▶ [RECORDS FOR THIS EXERCISE]
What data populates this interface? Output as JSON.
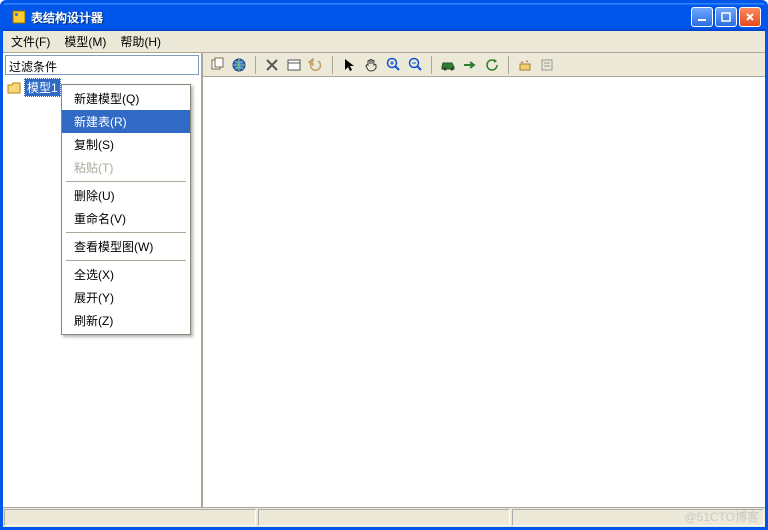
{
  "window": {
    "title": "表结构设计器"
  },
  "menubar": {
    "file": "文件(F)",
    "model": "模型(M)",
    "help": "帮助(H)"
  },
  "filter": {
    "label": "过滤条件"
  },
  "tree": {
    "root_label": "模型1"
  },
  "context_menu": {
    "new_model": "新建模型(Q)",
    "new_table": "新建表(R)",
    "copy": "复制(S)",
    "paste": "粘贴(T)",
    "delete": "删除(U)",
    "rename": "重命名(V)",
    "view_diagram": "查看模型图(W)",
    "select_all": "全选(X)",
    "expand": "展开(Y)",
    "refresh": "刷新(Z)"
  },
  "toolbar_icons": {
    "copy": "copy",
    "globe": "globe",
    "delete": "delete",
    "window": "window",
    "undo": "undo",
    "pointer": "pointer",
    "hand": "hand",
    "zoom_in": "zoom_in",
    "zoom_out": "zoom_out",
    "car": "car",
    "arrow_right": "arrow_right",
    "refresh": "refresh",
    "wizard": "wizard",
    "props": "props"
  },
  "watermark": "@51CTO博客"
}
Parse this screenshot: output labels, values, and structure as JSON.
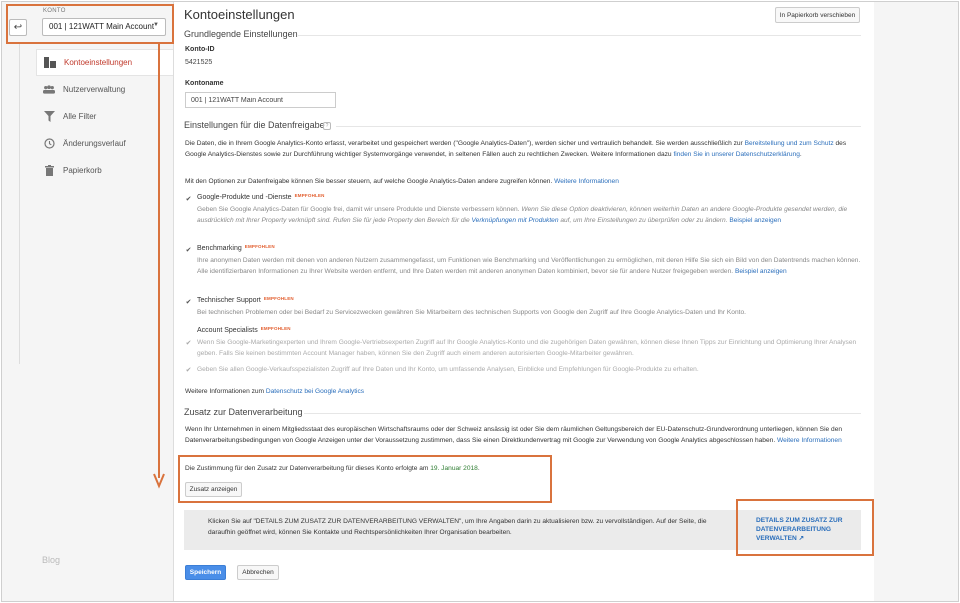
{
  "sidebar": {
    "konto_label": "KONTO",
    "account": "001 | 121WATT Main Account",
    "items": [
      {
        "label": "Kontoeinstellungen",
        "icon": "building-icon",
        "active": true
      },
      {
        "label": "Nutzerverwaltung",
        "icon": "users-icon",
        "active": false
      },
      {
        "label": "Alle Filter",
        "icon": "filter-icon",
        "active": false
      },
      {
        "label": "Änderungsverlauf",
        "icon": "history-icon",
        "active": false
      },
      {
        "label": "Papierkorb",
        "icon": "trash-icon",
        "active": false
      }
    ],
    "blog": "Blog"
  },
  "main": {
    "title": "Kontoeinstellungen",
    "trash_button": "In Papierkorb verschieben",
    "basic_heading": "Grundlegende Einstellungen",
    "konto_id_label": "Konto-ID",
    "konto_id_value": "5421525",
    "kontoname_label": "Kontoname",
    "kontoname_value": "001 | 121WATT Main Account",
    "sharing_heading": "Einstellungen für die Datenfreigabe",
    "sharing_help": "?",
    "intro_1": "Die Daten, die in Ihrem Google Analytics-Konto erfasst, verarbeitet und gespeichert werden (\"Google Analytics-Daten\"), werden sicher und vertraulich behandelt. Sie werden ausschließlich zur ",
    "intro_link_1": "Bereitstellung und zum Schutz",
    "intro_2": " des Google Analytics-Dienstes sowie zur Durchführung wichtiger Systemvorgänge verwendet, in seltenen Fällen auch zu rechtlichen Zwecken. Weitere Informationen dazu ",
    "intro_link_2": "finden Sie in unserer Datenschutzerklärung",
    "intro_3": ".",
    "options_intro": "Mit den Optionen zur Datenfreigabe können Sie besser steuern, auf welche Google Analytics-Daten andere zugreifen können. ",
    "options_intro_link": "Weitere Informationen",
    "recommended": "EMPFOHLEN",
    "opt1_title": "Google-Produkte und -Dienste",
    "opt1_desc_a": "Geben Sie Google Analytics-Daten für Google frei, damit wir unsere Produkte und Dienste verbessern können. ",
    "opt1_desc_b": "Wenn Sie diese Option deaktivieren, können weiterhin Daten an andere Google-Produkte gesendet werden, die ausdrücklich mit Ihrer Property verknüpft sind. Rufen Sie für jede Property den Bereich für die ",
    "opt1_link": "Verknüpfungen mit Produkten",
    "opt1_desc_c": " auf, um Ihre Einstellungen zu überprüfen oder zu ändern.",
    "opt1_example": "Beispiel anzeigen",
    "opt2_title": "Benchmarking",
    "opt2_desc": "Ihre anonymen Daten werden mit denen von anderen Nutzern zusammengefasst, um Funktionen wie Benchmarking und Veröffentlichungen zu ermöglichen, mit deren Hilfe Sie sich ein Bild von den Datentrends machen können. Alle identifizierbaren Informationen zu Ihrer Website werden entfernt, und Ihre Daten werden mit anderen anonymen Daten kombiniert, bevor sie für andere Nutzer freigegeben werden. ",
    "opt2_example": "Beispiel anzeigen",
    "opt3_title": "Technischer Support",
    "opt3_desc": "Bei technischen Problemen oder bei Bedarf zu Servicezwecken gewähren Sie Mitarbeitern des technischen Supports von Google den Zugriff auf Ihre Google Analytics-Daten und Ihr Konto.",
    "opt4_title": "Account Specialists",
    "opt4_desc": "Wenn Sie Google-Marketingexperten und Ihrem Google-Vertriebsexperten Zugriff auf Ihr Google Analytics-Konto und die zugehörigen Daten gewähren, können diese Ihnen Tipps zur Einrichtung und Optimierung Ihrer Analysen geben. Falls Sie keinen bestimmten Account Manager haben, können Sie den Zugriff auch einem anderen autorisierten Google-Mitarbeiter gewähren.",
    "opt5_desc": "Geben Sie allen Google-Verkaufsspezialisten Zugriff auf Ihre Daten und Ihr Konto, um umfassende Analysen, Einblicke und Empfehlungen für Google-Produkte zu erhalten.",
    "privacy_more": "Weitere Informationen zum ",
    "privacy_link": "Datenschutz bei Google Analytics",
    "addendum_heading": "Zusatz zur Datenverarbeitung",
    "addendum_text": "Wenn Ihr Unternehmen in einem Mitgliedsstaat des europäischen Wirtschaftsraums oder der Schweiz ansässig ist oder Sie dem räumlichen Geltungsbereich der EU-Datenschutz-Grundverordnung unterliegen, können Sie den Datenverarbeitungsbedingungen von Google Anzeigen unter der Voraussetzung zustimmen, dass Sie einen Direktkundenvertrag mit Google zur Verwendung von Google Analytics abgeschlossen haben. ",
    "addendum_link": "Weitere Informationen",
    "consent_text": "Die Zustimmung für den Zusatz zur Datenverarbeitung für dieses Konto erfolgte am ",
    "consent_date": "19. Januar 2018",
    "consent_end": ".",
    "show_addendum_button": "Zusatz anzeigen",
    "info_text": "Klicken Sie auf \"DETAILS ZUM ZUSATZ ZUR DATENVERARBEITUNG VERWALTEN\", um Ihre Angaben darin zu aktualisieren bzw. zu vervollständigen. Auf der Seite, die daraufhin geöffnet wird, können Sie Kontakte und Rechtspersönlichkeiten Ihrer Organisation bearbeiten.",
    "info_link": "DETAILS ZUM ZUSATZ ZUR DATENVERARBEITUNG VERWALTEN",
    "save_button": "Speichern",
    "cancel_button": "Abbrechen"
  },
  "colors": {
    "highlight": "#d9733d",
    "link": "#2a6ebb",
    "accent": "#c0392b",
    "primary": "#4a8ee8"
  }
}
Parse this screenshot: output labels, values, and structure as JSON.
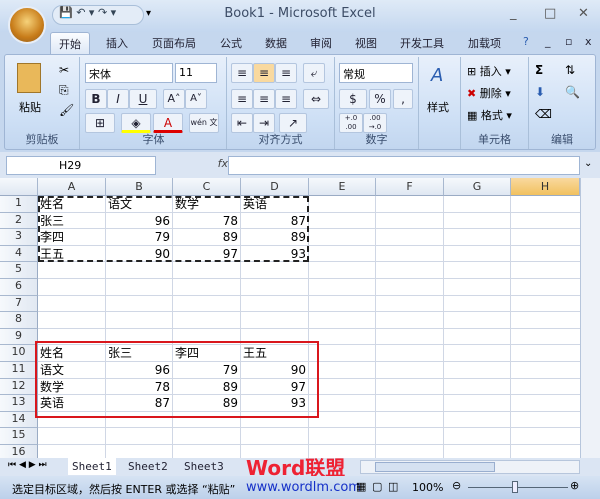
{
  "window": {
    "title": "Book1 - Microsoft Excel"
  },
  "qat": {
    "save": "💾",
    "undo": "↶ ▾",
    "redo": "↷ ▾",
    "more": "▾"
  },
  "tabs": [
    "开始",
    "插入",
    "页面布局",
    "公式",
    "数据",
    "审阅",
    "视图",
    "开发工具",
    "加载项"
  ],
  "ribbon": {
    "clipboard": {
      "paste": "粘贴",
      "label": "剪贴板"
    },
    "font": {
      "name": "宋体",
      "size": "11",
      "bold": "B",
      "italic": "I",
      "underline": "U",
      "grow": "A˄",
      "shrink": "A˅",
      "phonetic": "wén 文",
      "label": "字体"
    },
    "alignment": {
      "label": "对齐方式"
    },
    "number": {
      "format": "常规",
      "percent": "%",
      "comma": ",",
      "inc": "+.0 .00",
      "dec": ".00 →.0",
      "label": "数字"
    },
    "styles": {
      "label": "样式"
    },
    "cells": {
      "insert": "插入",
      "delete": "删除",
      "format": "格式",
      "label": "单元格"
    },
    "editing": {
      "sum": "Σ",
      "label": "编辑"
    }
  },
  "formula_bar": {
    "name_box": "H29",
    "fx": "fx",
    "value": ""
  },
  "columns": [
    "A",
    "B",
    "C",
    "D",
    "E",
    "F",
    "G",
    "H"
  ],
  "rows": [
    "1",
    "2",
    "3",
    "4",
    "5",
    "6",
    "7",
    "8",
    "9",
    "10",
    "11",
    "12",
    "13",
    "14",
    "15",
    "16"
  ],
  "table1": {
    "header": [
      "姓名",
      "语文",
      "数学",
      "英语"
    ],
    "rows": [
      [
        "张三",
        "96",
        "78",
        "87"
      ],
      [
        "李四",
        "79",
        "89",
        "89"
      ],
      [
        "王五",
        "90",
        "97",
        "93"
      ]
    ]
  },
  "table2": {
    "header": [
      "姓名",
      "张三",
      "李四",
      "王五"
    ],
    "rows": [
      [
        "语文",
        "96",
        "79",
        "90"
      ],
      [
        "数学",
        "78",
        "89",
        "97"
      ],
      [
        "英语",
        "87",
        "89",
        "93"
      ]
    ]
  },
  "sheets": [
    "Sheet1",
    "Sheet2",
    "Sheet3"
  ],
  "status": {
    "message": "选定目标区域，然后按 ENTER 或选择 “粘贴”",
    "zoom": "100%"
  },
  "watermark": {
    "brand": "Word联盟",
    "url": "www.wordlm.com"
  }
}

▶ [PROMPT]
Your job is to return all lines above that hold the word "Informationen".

▶ [TASK RESPONSE]
    "intro_2": " des Google Analytics-Dienstes sowie zur Durchführung wichtiger Systemvorgänge verwendet, in seltenen Fällen auch zu rechtlichen Zwecken. Weitere Informationen dazu ",
    "options_intro_link": "Weitere Informationen",
    "opt2_desc": "Ihre anonymen Daten werden mit denen von anderen Nutzern zusammengefasst, um Funktionen wie Benchmarking und Veröffentlichungen zu ermöglichen, mit deren Hilfe Sie sich ein Bild von den Datentrends machen können. Alle identifizierbaren Informationen zu Ihrer Website werden entfernt, und Ihre Daten werden mit anderen anonymen Daten kombiniert, bevor sie für andere Nutzer freigegeben werden. ",
    "privacy_more": "Weitere Informationen zum ",
    "addendum_link": "Weitere Informationen",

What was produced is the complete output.